### Problem to solve
Report back every line of the entries that contains "Windows", exactly as written.

### Listed entries
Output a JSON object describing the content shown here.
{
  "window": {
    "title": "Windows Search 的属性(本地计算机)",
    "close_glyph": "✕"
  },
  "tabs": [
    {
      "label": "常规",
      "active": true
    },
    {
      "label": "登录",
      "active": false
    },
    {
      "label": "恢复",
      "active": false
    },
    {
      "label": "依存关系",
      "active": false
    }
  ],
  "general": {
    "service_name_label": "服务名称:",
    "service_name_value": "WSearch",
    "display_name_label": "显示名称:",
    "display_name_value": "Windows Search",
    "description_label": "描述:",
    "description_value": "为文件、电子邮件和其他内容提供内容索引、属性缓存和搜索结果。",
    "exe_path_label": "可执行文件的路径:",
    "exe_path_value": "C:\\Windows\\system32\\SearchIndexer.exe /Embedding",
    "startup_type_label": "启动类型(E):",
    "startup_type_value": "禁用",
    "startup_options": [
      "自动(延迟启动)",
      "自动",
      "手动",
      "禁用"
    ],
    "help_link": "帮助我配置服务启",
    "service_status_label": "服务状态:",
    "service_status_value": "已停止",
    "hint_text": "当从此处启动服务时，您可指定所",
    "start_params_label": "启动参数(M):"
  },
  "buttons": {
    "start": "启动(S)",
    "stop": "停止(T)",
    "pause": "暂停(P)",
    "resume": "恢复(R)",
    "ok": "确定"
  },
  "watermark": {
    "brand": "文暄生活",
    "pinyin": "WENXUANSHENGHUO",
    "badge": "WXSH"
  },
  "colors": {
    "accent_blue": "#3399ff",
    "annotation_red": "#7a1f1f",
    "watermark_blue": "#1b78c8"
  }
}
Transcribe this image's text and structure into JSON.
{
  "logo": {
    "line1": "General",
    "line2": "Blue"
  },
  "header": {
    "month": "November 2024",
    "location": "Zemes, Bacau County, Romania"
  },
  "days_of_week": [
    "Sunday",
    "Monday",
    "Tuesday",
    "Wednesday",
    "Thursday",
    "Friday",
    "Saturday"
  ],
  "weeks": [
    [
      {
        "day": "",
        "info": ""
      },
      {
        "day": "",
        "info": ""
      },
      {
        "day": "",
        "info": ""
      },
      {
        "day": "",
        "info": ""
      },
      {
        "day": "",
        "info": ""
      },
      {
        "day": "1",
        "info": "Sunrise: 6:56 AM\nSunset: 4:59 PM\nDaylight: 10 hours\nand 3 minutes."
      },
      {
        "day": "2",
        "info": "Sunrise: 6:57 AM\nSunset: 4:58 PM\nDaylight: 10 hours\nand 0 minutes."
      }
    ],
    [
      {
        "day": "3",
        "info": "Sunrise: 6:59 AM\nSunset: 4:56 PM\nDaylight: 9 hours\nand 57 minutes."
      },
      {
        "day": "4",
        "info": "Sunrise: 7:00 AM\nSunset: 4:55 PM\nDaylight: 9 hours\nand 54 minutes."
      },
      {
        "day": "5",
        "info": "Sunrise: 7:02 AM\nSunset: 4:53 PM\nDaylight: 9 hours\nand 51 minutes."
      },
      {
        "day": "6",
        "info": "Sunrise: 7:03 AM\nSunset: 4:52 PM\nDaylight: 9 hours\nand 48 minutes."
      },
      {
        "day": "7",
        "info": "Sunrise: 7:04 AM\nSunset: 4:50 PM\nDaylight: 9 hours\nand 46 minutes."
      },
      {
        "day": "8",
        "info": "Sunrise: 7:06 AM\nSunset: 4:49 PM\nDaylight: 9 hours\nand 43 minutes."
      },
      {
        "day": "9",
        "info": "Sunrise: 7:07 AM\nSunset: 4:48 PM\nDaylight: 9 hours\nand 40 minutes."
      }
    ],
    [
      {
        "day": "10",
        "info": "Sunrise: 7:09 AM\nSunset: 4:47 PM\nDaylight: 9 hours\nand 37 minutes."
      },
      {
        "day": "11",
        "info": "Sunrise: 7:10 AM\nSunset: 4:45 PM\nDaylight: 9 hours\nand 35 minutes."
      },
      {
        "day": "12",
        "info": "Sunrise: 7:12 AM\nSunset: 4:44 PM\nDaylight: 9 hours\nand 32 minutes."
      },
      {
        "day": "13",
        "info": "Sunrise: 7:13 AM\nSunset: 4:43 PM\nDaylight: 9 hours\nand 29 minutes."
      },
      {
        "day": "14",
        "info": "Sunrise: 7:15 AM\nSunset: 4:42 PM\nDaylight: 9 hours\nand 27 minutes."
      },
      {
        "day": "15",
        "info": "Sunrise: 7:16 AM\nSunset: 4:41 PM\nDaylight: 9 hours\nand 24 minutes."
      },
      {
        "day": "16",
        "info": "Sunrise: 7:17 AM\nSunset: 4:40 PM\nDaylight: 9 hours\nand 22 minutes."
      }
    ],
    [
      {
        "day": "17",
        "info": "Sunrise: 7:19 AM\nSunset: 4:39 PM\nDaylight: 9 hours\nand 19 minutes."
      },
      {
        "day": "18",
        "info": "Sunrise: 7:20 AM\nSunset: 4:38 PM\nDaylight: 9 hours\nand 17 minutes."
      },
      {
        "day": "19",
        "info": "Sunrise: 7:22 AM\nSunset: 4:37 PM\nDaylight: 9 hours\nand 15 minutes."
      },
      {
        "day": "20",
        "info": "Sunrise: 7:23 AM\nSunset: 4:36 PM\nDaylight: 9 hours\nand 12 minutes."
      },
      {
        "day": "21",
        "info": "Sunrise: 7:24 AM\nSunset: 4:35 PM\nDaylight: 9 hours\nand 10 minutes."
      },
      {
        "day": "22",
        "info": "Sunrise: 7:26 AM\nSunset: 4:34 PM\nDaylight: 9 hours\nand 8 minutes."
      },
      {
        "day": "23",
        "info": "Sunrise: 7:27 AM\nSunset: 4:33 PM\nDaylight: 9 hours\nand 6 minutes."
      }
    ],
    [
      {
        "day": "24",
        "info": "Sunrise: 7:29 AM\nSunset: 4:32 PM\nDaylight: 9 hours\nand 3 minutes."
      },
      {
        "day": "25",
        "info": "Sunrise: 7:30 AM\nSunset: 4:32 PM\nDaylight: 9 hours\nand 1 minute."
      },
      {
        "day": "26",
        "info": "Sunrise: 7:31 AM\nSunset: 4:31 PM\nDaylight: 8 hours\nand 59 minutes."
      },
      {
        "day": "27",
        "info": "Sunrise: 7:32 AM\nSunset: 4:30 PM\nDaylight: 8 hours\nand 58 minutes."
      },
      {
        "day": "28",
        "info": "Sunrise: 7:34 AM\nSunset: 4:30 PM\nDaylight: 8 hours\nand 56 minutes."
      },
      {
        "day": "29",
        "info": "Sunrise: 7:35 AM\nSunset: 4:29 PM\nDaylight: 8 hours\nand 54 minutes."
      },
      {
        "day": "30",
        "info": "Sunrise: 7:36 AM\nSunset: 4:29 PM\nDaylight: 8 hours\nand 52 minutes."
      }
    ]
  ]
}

### Reply
    "title": "Windows Search 的属性(本地计算机)",
    "display_name_value": "Windows Search",
    "exe_path_value": "C:\\Windows\\system32\\SearchIndexer.exe /Embedding",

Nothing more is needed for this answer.